Excerpts from an interface dataset
+++++

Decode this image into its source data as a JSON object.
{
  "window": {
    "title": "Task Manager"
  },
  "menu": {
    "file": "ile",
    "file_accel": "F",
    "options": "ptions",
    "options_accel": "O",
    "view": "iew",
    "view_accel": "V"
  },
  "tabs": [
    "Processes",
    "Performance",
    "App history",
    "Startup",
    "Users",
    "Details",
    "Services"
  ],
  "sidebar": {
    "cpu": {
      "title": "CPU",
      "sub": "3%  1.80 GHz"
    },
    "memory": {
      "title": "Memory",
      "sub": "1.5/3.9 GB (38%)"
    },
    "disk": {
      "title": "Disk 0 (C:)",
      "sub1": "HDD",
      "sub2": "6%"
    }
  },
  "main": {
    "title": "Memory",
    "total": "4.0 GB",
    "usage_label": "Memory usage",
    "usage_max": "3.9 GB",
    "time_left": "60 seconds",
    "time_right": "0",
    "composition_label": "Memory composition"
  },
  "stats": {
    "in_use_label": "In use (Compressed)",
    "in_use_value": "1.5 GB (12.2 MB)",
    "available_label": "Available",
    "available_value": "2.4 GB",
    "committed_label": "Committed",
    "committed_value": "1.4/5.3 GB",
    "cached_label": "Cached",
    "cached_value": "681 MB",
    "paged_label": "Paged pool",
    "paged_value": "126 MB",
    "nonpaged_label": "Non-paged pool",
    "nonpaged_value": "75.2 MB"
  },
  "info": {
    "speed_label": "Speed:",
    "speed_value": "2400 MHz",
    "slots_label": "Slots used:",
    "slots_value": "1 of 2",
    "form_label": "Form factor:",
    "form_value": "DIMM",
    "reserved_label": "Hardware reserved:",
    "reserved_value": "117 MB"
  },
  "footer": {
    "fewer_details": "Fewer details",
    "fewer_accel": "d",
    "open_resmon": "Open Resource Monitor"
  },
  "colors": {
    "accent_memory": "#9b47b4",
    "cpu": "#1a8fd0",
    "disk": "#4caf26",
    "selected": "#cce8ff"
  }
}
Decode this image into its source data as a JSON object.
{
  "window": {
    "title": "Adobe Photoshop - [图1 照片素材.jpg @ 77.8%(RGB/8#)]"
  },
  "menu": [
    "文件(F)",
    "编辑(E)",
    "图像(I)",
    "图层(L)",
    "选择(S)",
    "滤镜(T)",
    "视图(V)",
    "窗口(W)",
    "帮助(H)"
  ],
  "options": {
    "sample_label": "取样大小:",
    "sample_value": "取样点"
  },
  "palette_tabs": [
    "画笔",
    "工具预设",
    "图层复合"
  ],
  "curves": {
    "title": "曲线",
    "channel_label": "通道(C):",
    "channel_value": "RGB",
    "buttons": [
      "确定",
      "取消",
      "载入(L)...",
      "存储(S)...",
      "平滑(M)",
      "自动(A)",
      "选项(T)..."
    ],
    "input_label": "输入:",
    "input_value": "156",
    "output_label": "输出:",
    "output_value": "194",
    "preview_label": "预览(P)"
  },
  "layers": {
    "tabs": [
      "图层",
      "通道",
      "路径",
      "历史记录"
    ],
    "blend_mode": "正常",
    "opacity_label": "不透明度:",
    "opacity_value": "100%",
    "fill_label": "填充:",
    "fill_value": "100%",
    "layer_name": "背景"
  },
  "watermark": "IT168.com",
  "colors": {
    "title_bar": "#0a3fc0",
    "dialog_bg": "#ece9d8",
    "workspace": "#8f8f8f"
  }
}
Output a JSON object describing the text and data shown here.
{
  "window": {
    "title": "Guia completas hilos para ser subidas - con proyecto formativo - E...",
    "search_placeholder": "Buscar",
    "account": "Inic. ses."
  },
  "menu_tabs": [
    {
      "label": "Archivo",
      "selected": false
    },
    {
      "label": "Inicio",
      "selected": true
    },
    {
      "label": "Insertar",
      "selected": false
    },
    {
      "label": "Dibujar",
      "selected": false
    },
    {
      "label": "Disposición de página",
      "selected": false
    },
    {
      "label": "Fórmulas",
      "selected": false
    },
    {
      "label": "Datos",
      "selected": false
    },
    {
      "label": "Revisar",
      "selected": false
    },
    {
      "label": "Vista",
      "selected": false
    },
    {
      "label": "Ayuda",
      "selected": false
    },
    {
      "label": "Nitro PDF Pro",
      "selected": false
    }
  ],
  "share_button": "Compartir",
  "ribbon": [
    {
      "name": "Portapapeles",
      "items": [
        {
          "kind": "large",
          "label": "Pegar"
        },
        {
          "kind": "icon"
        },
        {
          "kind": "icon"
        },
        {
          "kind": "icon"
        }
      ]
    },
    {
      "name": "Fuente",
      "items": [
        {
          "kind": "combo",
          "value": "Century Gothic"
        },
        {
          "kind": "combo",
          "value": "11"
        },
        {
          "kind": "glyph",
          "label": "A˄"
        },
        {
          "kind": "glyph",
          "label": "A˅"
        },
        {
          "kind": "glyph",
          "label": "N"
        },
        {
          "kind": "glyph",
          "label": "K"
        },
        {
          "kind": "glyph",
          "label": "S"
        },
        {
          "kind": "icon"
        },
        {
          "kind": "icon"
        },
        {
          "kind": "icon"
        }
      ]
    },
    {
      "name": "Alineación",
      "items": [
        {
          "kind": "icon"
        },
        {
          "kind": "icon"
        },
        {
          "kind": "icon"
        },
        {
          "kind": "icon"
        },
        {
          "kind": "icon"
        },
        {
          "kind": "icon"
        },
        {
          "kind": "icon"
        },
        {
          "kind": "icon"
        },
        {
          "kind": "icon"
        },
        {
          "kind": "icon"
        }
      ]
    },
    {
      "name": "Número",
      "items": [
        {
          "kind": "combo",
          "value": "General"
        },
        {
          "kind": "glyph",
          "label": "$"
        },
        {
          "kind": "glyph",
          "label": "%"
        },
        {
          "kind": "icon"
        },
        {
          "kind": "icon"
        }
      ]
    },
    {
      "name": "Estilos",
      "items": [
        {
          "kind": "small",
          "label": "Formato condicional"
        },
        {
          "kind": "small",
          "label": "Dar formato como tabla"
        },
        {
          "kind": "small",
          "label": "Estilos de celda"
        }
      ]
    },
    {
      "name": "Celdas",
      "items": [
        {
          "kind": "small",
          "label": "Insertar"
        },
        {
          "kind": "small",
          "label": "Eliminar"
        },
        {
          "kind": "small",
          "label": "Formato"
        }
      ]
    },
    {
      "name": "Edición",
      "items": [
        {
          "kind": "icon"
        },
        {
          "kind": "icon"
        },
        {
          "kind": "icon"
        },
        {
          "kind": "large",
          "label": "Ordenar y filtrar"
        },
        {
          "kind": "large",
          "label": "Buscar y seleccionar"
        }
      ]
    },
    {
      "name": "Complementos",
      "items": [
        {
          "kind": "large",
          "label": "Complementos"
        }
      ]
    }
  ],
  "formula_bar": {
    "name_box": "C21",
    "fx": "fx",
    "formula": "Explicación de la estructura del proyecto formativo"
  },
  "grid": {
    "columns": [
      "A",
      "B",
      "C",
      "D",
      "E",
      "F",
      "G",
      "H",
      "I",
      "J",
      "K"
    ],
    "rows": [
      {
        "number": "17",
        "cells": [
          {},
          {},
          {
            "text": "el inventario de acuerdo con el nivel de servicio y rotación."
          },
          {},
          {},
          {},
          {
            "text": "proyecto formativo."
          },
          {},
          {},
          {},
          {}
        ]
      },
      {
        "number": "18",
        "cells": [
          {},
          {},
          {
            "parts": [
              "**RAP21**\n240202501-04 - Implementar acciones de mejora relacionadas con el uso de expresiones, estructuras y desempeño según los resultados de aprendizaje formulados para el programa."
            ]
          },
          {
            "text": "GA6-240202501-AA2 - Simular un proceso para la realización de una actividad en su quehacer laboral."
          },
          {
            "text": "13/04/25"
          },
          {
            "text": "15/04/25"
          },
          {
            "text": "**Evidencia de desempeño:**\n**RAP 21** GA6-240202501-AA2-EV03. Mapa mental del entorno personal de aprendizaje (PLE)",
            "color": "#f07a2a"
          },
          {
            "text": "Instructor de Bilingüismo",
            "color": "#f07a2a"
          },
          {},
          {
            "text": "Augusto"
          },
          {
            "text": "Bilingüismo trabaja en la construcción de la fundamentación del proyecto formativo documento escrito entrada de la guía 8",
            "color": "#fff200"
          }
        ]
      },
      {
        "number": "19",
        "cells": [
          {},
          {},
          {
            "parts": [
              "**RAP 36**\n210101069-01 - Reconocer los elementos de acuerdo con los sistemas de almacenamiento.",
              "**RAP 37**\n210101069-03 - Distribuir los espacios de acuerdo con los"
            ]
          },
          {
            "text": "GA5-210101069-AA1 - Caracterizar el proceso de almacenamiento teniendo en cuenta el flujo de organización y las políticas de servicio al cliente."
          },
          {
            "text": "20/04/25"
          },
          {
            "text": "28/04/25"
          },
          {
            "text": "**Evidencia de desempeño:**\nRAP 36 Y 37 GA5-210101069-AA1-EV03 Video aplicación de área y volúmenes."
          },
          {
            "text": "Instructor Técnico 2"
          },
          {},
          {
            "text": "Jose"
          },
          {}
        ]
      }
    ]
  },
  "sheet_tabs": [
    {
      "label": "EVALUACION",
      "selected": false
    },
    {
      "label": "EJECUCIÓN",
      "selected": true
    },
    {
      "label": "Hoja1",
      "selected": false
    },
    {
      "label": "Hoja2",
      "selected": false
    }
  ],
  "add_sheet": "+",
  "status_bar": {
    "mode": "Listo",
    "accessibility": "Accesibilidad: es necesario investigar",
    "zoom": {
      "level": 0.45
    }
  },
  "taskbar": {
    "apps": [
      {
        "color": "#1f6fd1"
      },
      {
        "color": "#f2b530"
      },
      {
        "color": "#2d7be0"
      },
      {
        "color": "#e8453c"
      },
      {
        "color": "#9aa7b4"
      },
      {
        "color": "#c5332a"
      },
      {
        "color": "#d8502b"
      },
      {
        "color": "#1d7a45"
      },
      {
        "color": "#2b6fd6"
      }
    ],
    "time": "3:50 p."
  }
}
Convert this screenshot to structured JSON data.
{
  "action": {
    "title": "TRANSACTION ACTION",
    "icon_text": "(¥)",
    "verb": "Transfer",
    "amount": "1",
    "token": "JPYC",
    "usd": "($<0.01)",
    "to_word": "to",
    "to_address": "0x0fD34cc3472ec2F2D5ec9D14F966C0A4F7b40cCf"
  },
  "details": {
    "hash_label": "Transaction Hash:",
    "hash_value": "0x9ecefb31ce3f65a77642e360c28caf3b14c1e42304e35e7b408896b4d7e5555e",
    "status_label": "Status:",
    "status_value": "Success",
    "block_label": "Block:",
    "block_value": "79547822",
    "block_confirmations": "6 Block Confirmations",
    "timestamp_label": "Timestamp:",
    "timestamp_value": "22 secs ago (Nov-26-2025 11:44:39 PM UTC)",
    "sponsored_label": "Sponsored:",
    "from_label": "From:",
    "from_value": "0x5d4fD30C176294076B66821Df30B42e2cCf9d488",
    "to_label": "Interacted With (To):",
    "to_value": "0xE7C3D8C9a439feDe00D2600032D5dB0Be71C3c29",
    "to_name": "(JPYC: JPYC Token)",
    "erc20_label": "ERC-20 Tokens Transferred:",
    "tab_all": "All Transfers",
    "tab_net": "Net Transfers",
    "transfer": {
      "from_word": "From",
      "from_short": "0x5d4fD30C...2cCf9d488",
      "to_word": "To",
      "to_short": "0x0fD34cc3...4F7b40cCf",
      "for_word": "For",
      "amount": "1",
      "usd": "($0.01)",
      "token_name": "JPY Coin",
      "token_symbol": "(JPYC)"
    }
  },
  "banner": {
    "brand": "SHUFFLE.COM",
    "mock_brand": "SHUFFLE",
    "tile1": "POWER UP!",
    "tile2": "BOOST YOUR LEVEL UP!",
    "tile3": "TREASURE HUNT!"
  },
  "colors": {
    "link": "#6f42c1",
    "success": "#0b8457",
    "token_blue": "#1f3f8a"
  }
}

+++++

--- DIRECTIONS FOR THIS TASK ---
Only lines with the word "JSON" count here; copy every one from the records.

--- SOLUTION TO THIS EXERCISE ---
Decode this image into its source data as a JSON object.
Decode this image into its source data as a JSON object.
Output a JSON object describing the text and data shown here.
Convert this screenshot to structured JSON data.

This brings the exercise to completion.